Lines from the records below that contain the word "iarg" are to be copied out.

========================================================================

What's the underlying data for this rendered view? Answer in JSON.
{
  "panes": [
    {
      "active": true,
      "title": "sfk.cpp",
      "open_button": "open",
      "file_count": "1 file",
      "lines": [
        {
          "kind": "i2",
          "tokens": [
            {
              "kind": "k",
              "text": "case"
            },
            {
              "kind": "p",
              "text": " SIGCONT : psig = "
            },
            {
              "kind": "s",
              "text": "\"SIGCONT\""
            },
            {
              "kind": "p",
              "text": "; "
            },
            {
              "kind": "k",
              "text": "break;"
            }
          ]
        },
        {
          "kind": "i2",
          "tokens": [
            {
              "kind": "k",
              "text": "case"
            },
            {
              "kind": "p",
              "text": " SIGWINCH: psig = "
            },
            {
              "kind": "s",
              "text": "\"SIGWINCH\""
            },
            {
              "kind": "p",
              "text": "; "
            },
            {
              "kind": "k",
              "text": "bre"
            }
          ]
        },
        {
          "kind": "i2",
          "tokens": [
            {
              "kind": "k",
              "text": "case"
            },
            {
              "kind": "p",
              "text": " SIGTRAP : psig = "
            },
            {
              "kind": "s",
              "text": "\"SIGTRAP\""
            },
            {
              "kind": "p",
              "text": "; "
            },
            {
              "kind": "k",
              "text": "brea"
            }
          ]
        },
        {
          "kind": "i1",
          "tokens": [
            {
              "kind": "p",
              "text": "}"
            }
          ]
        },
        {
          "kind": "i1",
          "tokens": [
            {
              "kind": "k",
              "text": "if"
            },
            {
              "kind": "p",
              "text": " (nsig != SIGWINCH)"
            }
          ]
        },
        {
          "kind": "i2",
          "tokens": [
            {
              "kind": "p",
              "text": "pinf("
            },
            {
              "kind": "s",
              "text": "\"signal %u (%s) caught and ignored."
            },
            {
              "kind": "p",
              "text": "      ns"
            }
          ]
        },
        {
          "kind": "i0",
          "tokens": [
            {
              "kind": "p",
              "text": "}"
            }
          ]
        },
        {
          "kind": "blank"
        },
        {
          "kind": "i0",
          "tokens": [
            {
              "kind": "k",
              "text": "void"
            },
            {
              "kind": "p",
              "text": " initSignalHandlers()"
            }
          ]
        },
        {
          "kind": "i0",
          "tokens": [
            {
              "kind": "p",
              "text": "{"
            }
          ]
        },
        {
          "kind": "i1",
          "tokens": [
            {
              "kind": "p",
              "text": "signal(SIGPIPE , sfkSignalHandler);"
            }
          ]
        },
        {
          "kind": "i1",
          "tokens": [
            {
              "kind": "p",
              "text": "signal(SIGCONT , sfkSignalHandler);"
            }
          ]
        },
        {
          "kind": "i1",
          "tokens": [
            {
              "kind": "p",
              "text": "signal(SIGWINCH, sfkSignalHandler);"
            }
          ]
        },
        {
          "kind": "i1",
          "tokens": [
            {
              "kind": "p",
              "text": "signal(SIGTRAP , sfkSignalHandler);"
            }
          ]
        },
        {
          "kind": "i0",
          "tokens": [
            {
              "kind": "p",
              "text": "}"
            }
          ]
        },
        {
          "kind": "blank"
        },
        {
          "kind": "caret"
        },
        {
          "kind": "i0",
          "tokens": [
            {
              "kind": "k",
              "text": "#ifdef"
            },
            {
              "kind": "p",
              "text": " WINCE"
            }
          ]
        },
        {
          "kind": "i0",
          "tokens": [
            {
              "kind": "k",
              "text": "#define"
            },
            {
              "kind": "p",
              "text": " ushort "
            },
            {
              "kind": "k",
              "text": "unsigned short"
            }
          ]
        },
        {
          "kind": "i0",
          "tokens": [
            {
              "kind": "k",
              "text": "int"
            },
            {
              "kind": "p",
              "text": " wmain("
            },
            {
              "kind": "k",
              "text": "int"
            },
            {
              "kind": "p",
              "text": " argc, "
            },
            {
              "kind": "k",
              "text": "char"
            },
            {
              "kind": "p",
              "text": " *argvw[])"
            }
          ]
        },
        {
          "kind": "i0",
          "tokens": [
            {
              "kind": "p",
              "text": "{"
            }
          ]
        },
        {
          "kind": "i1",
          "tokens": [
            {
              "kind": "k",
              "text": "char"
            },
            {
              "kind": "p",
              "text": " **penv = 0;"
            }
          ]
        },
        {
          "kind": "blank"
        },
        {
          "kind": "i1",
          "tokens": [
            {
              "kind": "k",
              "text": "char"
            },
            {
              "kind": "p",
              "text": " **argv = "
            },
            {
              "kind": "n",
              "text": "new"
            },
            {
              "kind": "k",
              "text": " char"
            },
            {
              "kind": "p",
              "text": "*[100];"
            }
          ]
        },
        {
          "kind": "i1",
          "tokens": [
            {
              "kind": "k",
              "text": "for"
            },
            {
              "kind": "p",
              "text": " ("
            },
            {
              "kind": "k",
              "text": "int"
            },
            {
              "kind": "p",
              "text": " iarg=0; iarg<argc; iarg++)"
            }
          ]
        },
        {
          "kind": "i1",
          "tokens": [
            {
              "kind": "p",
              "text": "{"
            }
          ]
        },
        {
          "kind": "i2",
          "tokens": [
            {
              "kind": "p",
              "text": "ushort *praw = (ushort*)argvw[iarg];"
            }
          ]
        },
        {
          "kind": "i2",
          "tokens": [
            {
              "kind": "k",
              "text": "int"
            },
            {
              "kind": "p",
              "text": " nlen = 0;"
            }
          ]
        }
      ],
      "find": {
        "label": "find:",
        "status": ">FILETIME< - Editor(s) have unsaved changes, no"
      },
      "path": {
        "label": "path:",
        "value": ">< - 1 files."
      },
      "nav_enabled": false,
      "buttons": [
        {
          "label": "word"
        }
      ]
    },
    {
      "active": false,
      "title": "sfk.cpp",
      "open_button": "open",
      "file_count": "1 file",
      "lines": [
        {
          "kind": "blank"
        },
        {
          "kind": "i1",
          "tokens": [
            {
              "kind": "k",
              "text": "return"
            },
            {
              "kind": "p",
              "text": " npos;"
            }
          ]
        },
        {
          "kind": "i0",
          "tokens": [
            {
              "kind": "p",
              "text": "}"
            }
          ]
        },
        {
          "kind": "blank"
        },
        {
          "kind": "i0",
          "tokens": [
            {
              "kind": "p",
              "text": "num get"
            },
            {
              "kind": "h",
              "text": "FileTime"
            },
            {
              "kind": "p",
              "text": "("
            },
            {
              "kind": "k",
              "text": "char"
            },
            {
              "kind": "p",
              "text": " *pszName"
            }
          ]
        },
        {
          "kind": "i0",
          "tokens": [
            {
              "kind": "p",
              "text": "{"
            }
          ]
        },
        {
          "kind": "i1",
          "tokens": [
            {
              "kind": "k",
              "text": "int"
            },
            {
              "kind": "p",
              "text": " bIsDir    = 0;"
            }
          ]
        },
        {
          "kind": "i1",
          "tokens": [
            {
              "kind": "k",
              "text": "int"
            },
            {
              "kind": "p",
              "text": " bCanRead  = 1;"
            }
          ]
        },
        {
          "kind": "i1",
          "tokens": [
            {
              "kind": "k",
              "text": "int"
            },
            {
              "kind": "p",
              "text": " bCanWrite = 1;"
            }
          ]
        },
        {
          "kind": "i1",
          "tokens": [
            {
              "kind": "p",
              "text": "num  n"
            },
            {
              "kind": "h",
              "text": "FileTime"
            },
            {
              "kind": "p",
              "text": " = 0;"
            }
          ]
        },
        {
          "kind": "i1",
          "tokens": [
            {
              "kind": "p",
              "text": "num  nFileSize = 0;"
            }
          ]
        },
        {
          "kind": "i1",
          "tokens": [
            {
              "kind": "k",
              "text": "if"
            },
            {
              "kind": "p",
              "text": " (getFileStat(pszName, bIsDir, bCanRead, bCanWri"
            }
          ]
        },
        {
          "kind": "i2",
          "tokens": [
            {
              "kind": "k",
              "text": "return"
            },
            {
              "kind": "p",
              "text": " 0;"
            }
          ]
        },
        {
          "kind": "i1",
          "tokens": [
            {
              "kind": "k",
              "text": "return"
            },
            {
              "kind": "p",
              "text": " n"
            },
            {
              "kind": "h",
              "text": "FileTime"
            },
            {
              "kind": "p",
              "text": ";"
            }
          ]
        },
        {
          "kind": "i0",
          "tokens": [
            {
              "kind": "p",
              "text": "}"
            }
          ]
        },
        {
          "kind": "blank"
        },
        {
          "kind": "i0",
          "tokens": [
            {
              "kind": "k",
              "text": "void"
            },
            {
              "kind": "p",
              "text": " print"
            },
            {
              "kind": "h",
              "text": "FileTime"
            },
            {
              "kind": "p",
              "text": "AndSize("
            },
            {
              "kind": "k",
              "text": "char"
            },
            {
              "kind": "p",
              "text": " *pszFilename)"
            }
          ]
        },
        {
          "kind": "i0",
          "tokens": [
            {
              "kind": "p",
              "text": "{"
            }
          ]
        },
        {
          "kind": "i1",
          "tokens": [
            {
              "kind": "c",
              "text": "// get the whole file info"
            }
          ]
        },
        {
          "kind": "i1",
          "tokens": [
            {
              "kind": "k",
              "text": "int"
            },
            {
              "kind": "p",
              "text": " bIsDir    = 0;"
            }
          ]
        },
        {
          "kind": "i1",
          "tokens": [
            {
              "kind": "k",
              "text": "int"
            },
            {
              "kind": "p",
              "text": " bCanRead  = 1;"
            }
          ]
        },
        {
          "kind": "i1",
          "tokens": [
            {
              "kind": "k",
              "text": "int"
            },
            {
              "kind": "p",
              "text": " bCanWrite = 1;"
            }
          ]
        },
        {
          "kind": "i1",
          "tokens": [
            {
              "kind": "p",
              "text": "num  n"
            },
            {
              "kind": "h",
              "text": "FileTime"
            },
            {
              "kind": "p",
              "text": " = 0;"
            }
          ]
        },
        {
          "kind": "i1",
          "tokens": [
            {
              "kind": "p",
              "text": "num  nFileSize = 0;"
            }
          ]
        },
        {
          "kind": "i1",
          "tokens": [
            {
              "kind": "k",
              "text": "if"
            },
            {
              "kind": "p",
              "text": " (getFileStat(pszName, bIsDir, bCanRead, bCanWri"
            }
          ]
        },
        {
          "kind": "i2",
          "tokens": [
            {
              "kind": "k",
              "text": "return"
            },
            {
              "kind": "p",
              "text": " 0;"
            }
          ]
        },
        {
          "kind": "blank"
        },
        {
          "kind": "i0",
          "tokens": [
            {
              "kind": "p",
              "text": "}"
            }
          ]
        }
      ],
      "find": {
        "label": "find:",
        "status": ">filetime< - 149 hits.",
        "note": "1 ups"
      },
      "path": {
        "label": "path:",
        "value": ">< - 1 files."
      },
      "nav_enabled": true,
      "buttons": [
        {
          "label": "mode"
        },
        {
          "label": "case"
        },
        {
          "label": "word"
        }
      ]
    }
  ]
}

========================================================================

Exercise result:
              "text": " iarg=0; iarg<argc; iarg++)"
              "text": "ushort *praw = (ushort*)argvw[iarg];"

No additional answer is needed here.